We became the new owners of Hooked on Quilting. What was meant to be an investment in our children’s future and a real-life learning ground for them has proven to be that and so much more. Not only did our children learn to interact with older folks, something that I personally think is vital but missing in today’s society, they also learned to help some of those older folks by carrying machines upstairs when we were in our original location, or heavy bags filled with treasures out to cars. When anyone would give them a little tip you’d have thought they were King Midas. To say they were thrilled, not to mention pleasantly surprised, would have been an understatement.
In addition to learning how to get along with their elders, Victoria and Nathanael both learned to make a Convergence Quilt from Ricky Tims when he came to the shop in April 2005. They both did a very good job if I do say so myself. After the workshops were over and we had some free time, I remember having them tell me what to do while I cut their strips. Since they were only ten and twelve respectively at the time, I didn’t want to take a chance of either of them losing a finger via the rotary cutter blade. They did all the sewing together of the strips and walked me through every step of the project. I think if we’d had a class with them as teachers the next day, their students would have been able to make a top just as they did.

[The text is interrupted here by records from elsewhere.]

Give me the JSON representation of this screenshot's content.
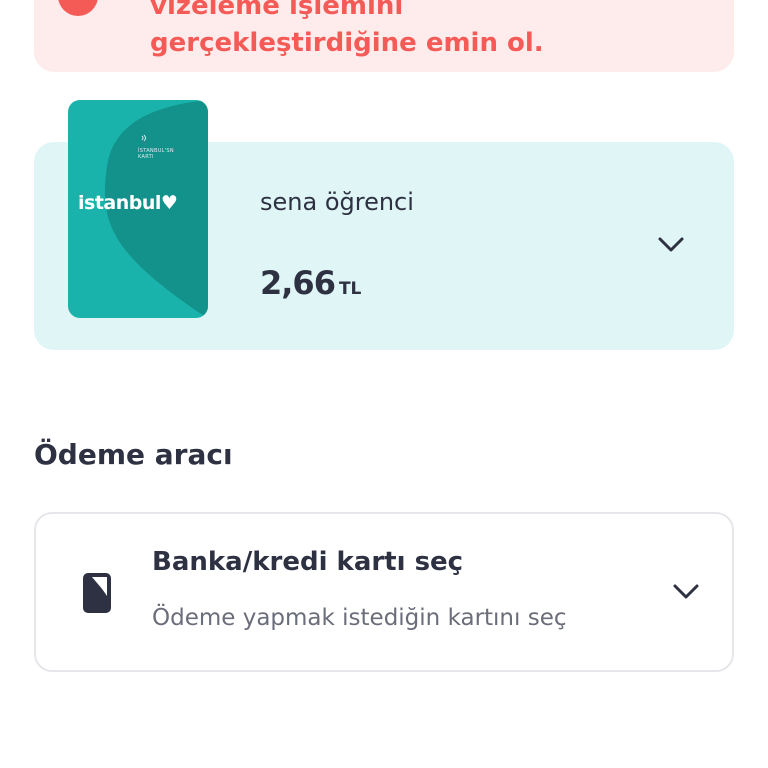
{
  "warning": {
    "lines": [
      "vizeleme işlemini",
      "gerçekleştirdiğine emin ol."
    ]
  },
  "card": {
    "logo_text": "istanbul",
    "small_text": [
      "İSTANBUL'SN",
      "KARTI"
    ],
    "name": "sena öğrenci",
    "amount": "2,66",
    "currency": "TL"
  },
  "payment_section": {
    "title": "Ödeme aracı",
    "selector_title": "Banka/kredi kartı seç",
    "selector_subtitle": "Ödeme yapmak istediğin kartını seç"
  },
  "colors": {
    "warning_text": "#f45b57",
    "warning_bg": "#fdeceb",
    "card_panel_bg": "#e0f5f5",
    "card_teal": "#1ab3ac",
    "card_teal_dark": "#13928c",
    "text_primary": "#2d3142"
  },
  "icons": {
    "warning": "alert-circle-icon",
    "card_chevron": "chevron-down-icon",
    "payment_card": "card-icon",
    "payment_chevron": "chevron-down-icon"
  }
}
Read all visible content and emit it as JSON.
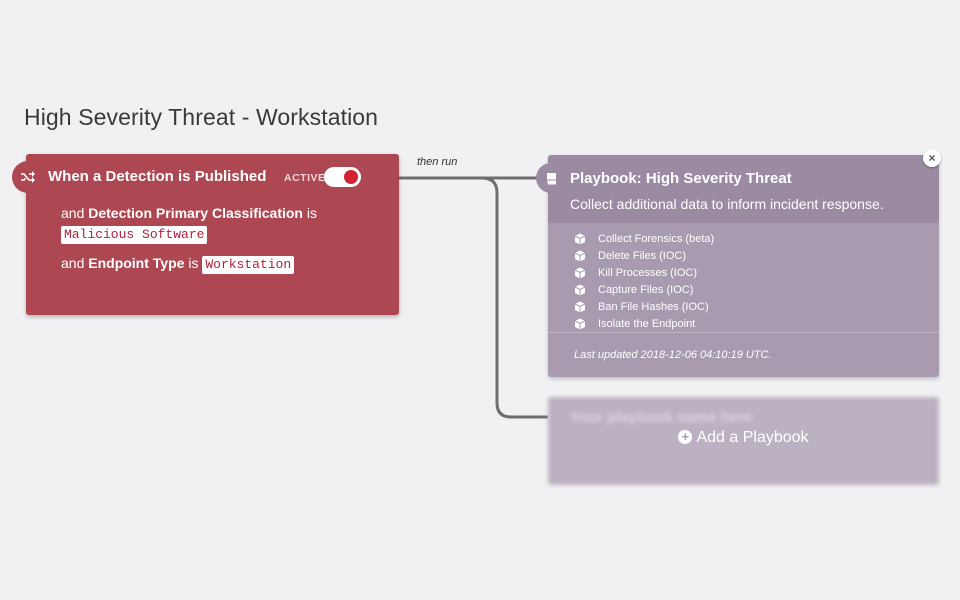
{
  "page": {
    "title": "High Severity Threat - Workstation"
  },
  "trigger": {
    "title": "When a Detection is Published",
    "status_label": "ACTIVE",
    "active": true,
    "conditions": [
      {
        "prefix": "and",
        "field": "Detection Primary Classification",
        "op": "is",
        "value": "Malicious Software"
      },
      {
        "prefix": "and",
        "field": "Endpoint Type",
        "op": "is",
        "value": "Workstation"
      }
    ]
  },
  "connector": {
    "label": "then run"
  },
  "playbook": {
    "title": "Playbook: High Severity Threat",
    "description": "Collect additional data to inform incident response.",
    "actions": [
      "Collect Forensics (beta)",
      "Delete Files (IOC)",
      "Kill Processes (IOC)",
      "Capture Files (IOC)",
      "Ban File Hashes (IOC)",
      "Isolate the Endpoint"
    ],
    "last_updated": "Last updated 2018-12-06 04:10:19 UTC.",
    "close_icon": "×"
  },
  "add_playbook": {
    "label": "Add a Playbook",
    "placeholder_title": "Your playbook name here"
  },
  "colors": {
    "trigger_bg": "#ad4751",
    "playbook_bg": "#a89bb0",
    "toggle_on": "#d32231"
  }
}
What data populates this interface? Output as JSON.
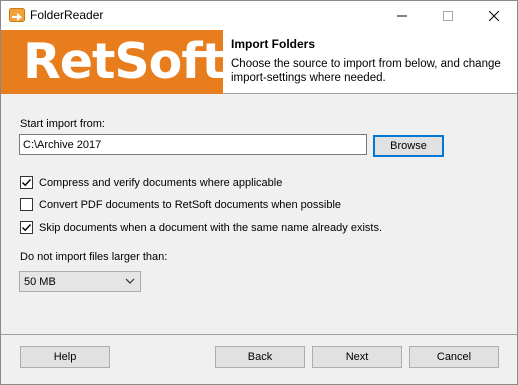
{
  "window": {
    "title": "FolderReader",
    "icon": "folder-icon"
  },
  "banner": {
    "logo_text": "RetSoft",
    "title": "Import Folders",
    "description": "Choose the source to import from below, and change import-settings where needed.",
    "logo_color": "#e87d1e"
  },
  "source": {
    "label": "Start import from:",
    "path": "C:\\Archive 2017",
    "browse_label": "Browse"
  },
  "options": [
    {
      "label": "Compress and verify documents where applicable",
      "checked": true
    },
    {
      "label": "Convert PDF documents to RetSoft documents when possible",
      "checked": false
    },
    {
      "label": "Skip documents when a document with the same name already exists.",
      "checked": true
    }
  ],
  "size_limit": {
    "label": "Do not import files larger than:",
    "selected": "50 MB"
  },
  "footer": {
    "help_label": "Help",
    "back_label": "Back",
    "next_label": "Next",
    "cancel_label": "Cancel"
  }
}
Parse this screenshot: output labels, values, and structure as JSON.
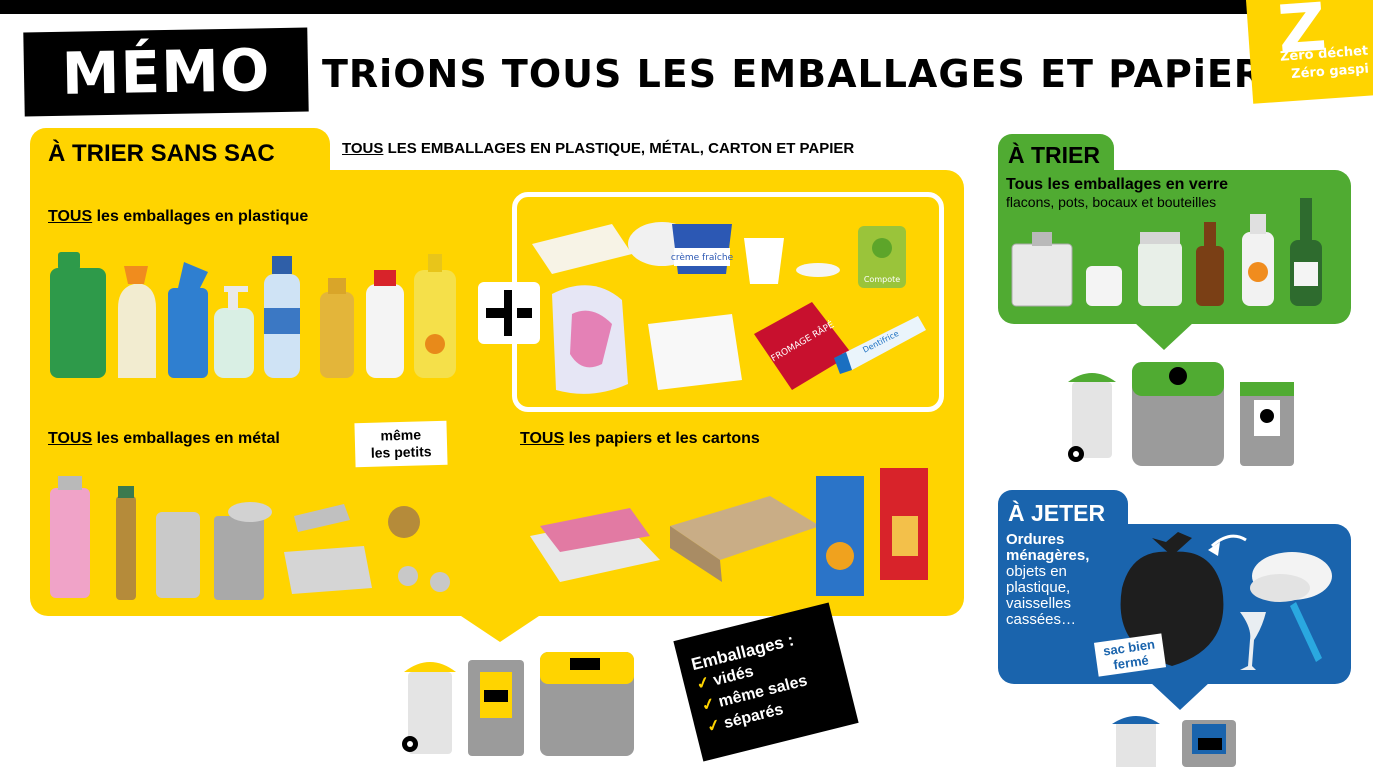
{
  "header": {
    "memo_title": "MÉMO TRi",
    "headline": "TRiONS TOUS LES EMBALLAGES ET PAPiERS !",
    "logo_letter": "Z",
    "logo_line1": "Zéro déchet",
    "logo_line2": "Zéro gaspi"
  },
  "sort_zone": {
    "title": "À TRIER SANS SAC",
    "subtitle_keyword": "TOUS",
    "subtitle_rest": " LES EMBALLAGES EN PLASTIQUE, MÉTAL, CARTON ET PAPIER",
    "plastic": {
      "keyword": "TOUS",
      "rest": " les emballages en plastique"
    },
    "metal": {
      "keyword": "TOUS",
      "rest": " les emballages en métal"
    },
    "small_badge_line1": "même",
    "small_badge_line2": "les petits",
    "paper": {
      "keyword": "TOUS",
      "rest": " les papiers et les cartons"
    },
    "label_creme": "crème fraîche",
    "label_compote": "Compote",
    "label_fromage": "FROMAGE RÂPÉ",
    "label_dentifrice": "Dentifrice"
  },
  "glass_zone": {
    "title": "À TRIER",
    "subtitle": "Tous les emballages en verre",
    "subtitle2": "flacons, pots, bocaux et bouteilles"
  },
  "waste_zone": {
    "title": "À JETER",
    "bold_text": "Ordures ménagères,",
    "text": "objets en plastique, vaisselles cassées…",
    "bag_badge_line1": "sac bien",
    "bag_badge_line2": "fermé"
  },
  "note": {
    "title": "Emballages :",
    "items": [
      "vidés",
      "même sales",
      "séparés"
    ],
    "check": "✓"
  },
  "colors": {
    "yellow": "#ffd400",
    "green": "#50ab32",
    "blue": "#1a64ad",
    "black": "#000000",
    "bin_grey": "#9b9b9b"
  }
}
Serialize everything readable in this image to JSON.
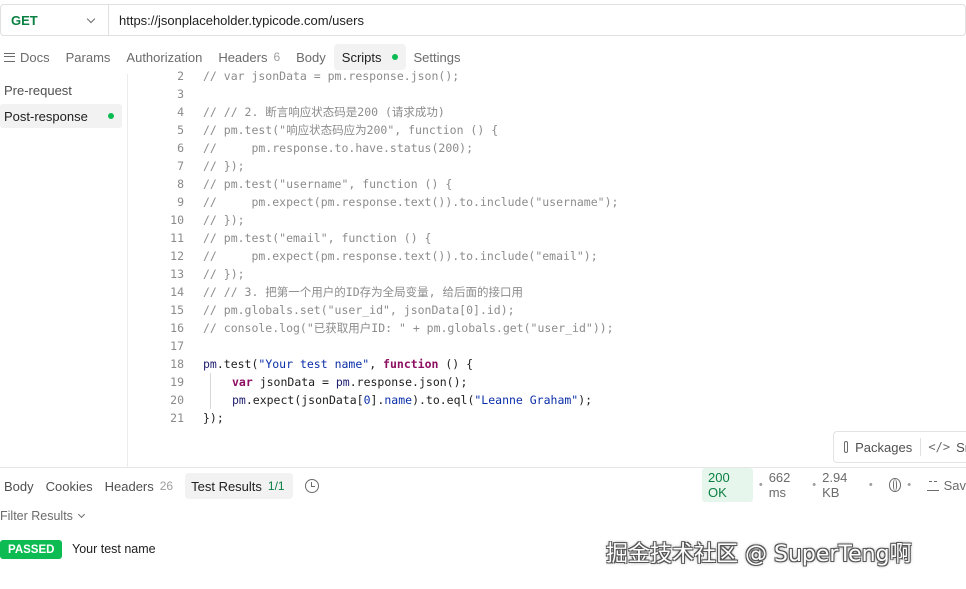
{
  "request": {
    "method": "GET",
    "url": "https://jsonplaceholder.typicode.com/users"
  },
  "request_tabs": {
    "docs": "Docs",
    "params": "Params",
    "authorization": "Authorization",
    "headers": "Headers",
    "headers_count": "6",
    "body": "Body",
    "scripts": "Scripts",
    "settings": "Settings"
  },
  "scripts_nav": {
    "pre_request": "Pre-request",
    "post_response": "Post-response"
  },
  "editor": {
    "line_numbers": [
      "2",
      "3",
      "4",
      "5",
      "6",
      "7",
      "8",
      "9",
      "10",
      "11",
      "12",
      "13",
      "14",
      "15",
      "16",
      "17",
      "18",
      "19",
      "20",
      "21"
    ],
    "comments": {
      "l2": "// var jsonData = pm.response.json();",
      "l4": "// // 2. 断言响应状态码是200 (请求成功)",
      "l5": "// pm.test(\"响应状态码应为200\", function () {",
      "l6": "//     pm.response.to.have.status(200);",
      "l7": "// });",
      "l8": "// pm.test(\"username\", function () {",
      "l9": "//     pm.expect(pm.response.text()).to.include(\"username\");",
      "l10": "// });",
      "l11": "// pm.test(\"email\", function () {",
      "l12": "//     pm.expect(pm.response.text()).to.include(\"email\");",
      "l13": "// });",
      "l14": "// // 3. 把第一个用户的ID存为全局变量, 给后面的接口用",
      "l15": "// pm.globals.set(\"user_id\", jsonData[0].id);",
      "l16": "// console.log(\"已获取用户ID: \" + pm.globals.get(\"user_id\"));"
    },
    "code": {
      "l18_a": "pm",
      "l18_b": ".test(",
      "l18_str": "\"Your test name\"",
      "l18_c": ", ",
      "l18_kw": "function",
      "l18_d": " () {",
      "l19_kw": "var",
      "l19_a": " jsonData = ",
      "l19_b": "pm",
      "l19_c": ".response.json();",
      "l20_a": "pm",
      "l20_b": ".expect(jsonData[",
      "l20_num": "0",
      "l20_c": "].",
      "l20_name": "name",
      "l20_d": ").to.eql(",
      "l20_str": "\"Leanne Graham\"",
      "l20_e": ");",
      "l21": "});"
    }
  },
  "editor_footer": {
    "packages": "Packages",
    "snippets_partial": "Sn"
  },
  "response": {
    "tabs": {
      "body": "Body",
      "cookies": "Cookies",
      "headers": "Headers",
      "headers_count": "26",
      "test_results": "Test Results",
      "test_results_count": "1/1"
    },
    "status": "200 OK",
    "time": "662 ms",
    "size": "2.94 KB",
    "save_partial": "Sav",
    "filter_label": "Filter Results",
    "results": [
      {
        "badge": "PASSED",
        "name": "Your test name"
      }
    ]
  },
  "watermark": "掘金技术社区 @ SuperTeng啊",
  "colors": {
    "method": "#0b8043",
    "passed": "#0cbb52",
    "status_ok_bg": "#e7f6ec",
    "keyword": "#8d0f61",
    "string": "#0b2fa8",
    "comment": "#8c8c8c"
  },
  "icons": [
    "chevron-down-icon",
    "docs-icon",
    "history-icon",
    "globe-icon",
    "save-icon",
    "package-icon",
    "code-icon"
  ]
}
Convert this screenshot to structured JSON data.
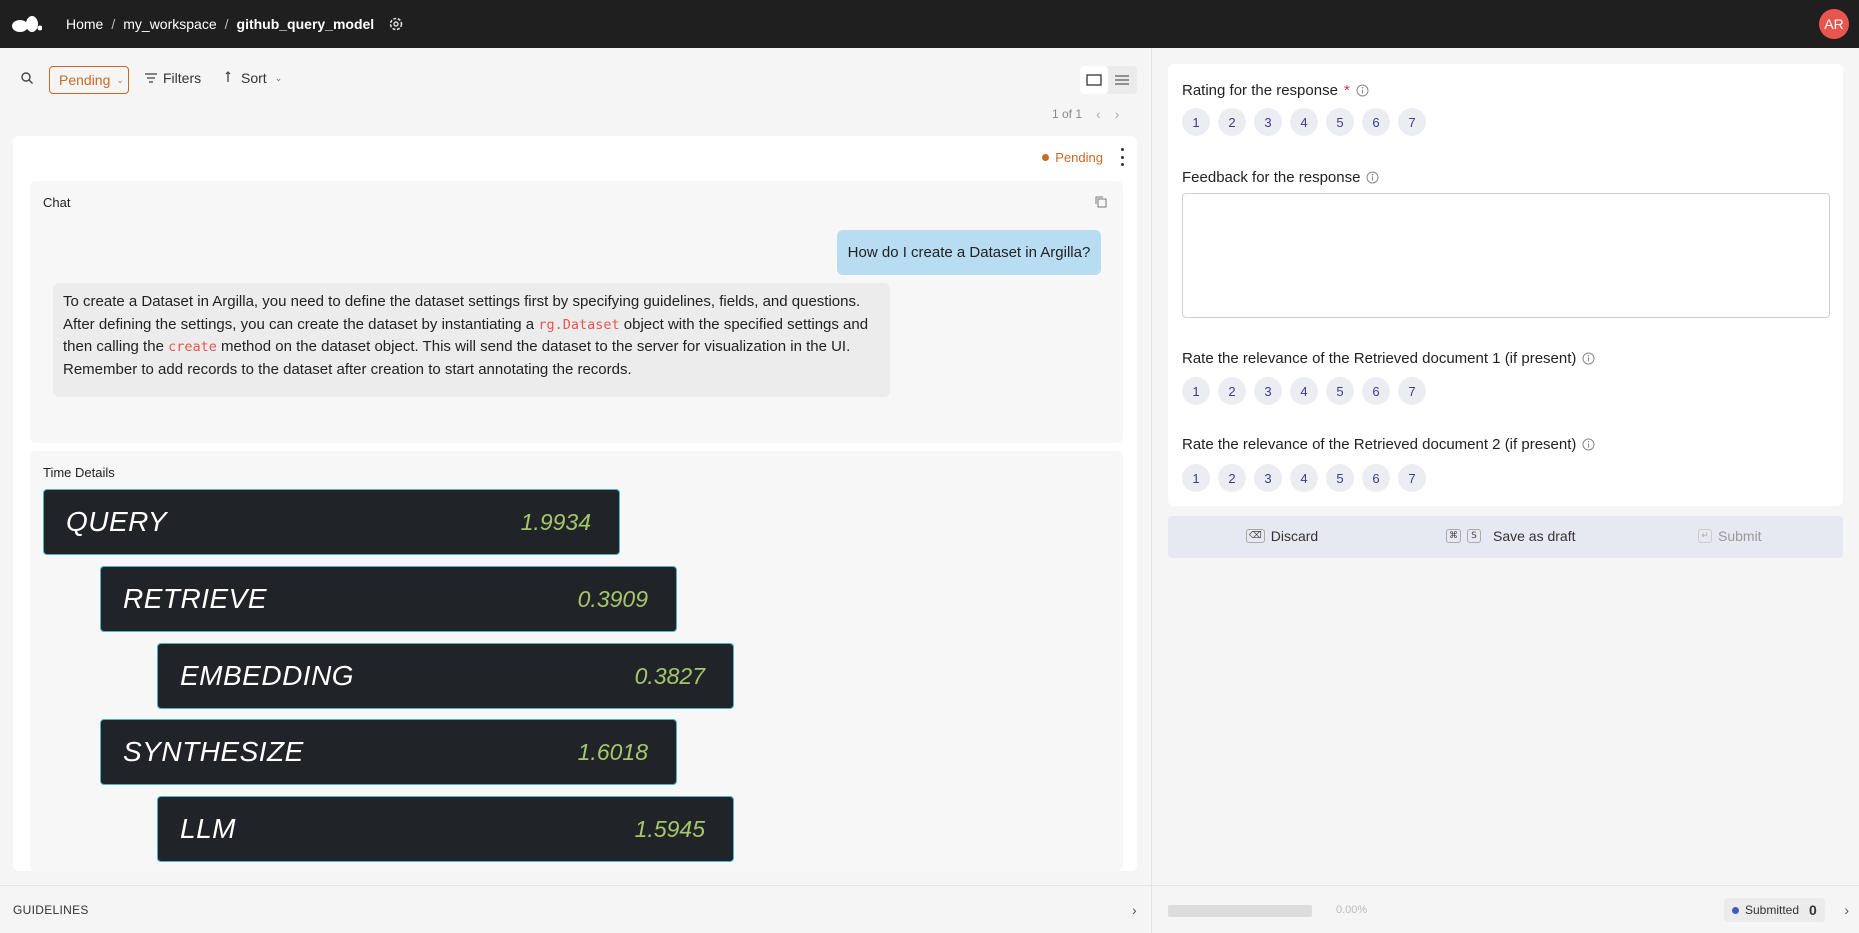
{
  "topbar": {
    "breadcrumbs": [
      "Home",
      "my_workspace",
      "github_query_model"
    ],
    "avatar_initials": "AR"
  },
  "toolbar": {
    "status_filter": "Pending",
    "filters_label": "Filters",
    "sort_label": "Sort",
    "pager": "1 of 1"
  },
  "record": {
    "status": "Pending",
    "chat": {
      "title": "Chat",
      "user_message": "How do I create a Dataset in Argilla?",
      "bot_message": {
        "part1": "To create a Dataset in Argilla, you need to define the dataset settings first by specifying guidelines, fields, and questions. After defining the settings, you can create the dataset by instantiating a ",
        "code1": "rg.Dataset",
        "part2": " object with the specified settings and then calling the ",
        "code2": "create",
        "part3": " method on the dataset object. This will send the dataset to the server for visualization in the UI. Remember to add records to the dataset after creation to start annotating the records."
      }
    },
    "time_details": {
      "title": "Time Details",
      "steps": [
        {
          "name": "QUERY",
          "value": "1.9934",
          "level": 0
        },
        {
          "name": "RETRIEVE",
          "value": "0.3909",
          "level": 1
        },
        {
          "name": "EMBEDDING",
          "value": "0.3827",
          "level": 2
        },
        {
          "name": "SYNTHESIZE",
          "value": "1.6018",
          "level": 1
        },
        {
          "name": "LLM",
          "value": "1.5945",
          "level": 2
        }
      ]
    }
  },
  "guidelines_label": "GUIDELINES",
  "form": {
    "q1": {
      "label": "Rating for the response",
      "required_mark": "*"
    },
    "q2": {
      "label": "Feedback for the response"
    },
    "q3": {
      "label": "Rate the relevance of the Retrieved document 1 (if present)"
    },
    "q4": {
      "label": "Rate the relevance of the Retrieved document 2 (if present)"
    },
    "rating_options": [
      "1",
      "2",
      "3",
      "4",
      "5",
      "6",
      "7"
    ]
  },
  "actions": {
    "discard": "Discard",
    "save_draft": "Save as draft",
    "save_key1": "⌘",
    "save_key2": "S",
    "submit": "Submit"
  },
  "footer": {
    "progress": 0,
    "progress_text": "0.00%",
    "submitted_label": "Submitted",
    "submitted_count": "0"
  },
  "colors": {
    "accent_pending": "#c86a25",
    "time_value": "#a7c66b",
    "time_border": "#4fb3c9",
    "user_bubble": "#b8dcf2"
  }
}
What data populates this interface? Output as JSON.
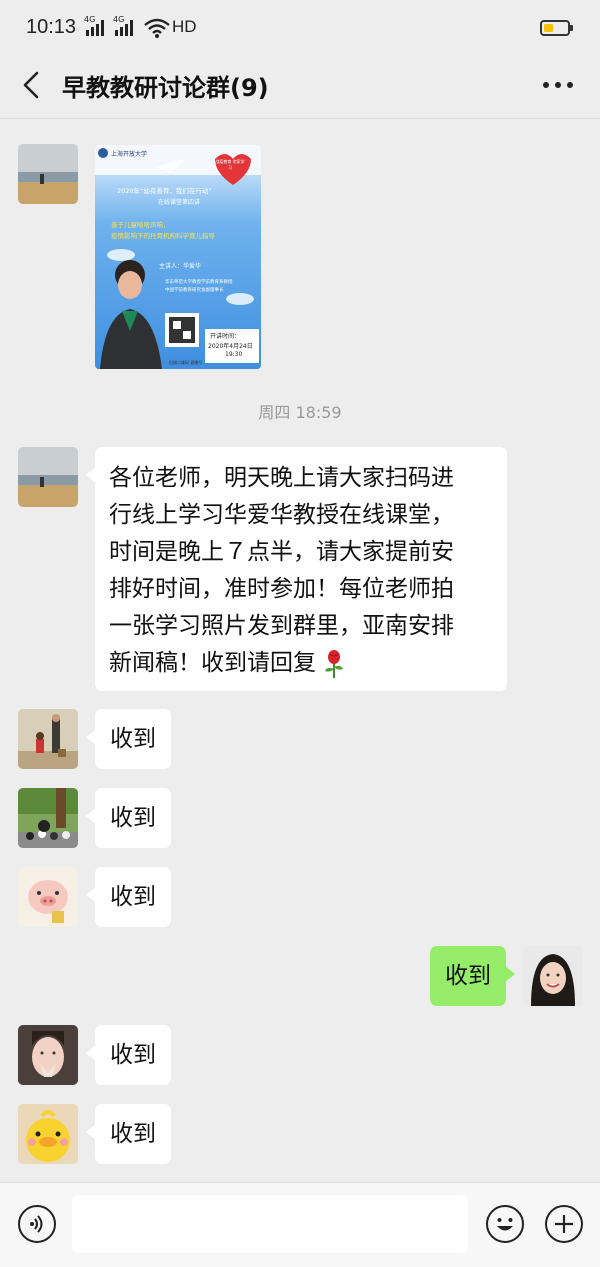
{
  "status_bar": {
    "time": "10:13",
    "network": "HD",
    "signal_labels": [
      "4G",
      "4G"
    ]
  },
  "header": {
    "title": "早教教研讨论群(9)"
  },
  "poster": {
    "university": "上海开放大学",
    "heart_text": "战疫教育 宅家学习",
    "headline": "2020年“幼有善育，我们在行动”",
    "subheadline": "在线课堂第四讲",
    "topic_line1": "善于儿童哈哈声响，",
    "topic_line2": "疫情影响下的托育机构科学育儿指导",
    "speaker": "主讲人：华爱华",
    "bio_line1": "华东师范大学教授学前教育系教授",
    "bio_line2": "中国学前教育研究会副理事长",
    "time_label": "开讲时间：",
    "date": "2020年4月24日",
    "clock": "19:30",
    "scan_hint": "扫描二维码 直播号"
  },
  "timestamp": "周四 18:59",
  "messages": {
    "long": "各位老师，明天晚上请大家扫码进行线上学习华爱华教授在线课堂，时间是晚上７点半，请大家提前安排好时间，准时参加！每位老师拍一张学习照片发到群里，亚南安排新闻稿！收到请回复",
    "long_lines": [
      "各位老师，明天晚上请大家扫码进",
      "行线上学习华爱华教授在线课堂，",
      "时间是晚上７点半，请大家提前安",
      "排好时间，准时参加！每位老师拍",
      "一张学习照片发到群里，亚南安排",
      "新闻稿！收到请回复"
    ],
    "reply": "收到"
  },
  "colors": {
    "bg": "#ededed",
    "bubble_self": "#95ec69",
    "bubble_other": "#ffffff",
    "poster_blue": "#5aa3e6"
  },
  "icons": [
    "back-arrow-icon",
    "more-icon",
    "voice-icon",
    "emoji-icon",
    "plus-icon",
    "rose-icon",
    "signal-icon",
    "wifi-icon",
    "battery-icon"
  ]
}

It was a testament to the great teaching ability of Mr. Tims, and the fact that they actually sat, listened, and learned during the two days he was with us. Oh yes, we can’t forget that they even got to wear his cowboy hat. What a thrill that was!
What else have they learned? Well, Victoria has been working at Dance Rocket City for the past year and a-half as a ballroom dance instructor who also has to sell folks on the positive aspects of learning how to dance. She will tell you that she learned her selling techniques from watching Miss Martha who has always professed to being able to sell an igloo to an Eskimo. After watching Miss Martha for several years, I have no doubt that she could do just that and even make sure they had a polar bear as an indoor pet. In addition to learning how to gently persuade people that they needed to learn something new, Victoria also learned to blanket stitch from Miss Martha. She does a great job according to her teacher. That ability was a blessing for me when Miss Martha retired at the end of 2013. Victoria was able to pick up Miss Martha’s M&M Club where she’d left off and finish the samples and pack the kits. All I had to do was make sure we had enough patterns and wool felt.
Of course it goes without saying that we have met and learned to love some of the most wonderful ladies, and a few gentlemen, in the world over the past eleven years. It’s always such a boost to see all the projects that are created and you can bank on the fact that I’m always looking at the fabrics to see which ones (hopefully several of them) came from this shop. It might sound odd, but it’s like having a little piece of myself infused into their project. That’s because when I buy fabric I buy it with not only my eyes but with my heart. It’s hard to explain really. Maybe the act of buying fabric will be a topic for a future blog post.
While I might be the owner of the shop and some folks think I know everything (I have no clue where they got that idea from either), I actually learn something new almost every week from those who pay us a visit. Sometimes I learn something new about quilting and sometimes it’s more of a life lesson. Either way, I too am learning as are those who grace us with their presence from time to time.
I wrote about the shop’s anniversary in June 2011. After re-reading that post, I realized that not a lot has changed. There are still more projects on the wanna-do list than will ever be done, seasoned quilters are still pulling from their stash, and there is still a great need to involve new folks in our creative pastime. So, it appears that as the old saying goes, a woman’s work is never done. We need to get busy and do those projects, use up that stash, and get some new blood into our world of quilting before having a brick and mortar quilt shop to visit becomes a memory of the past.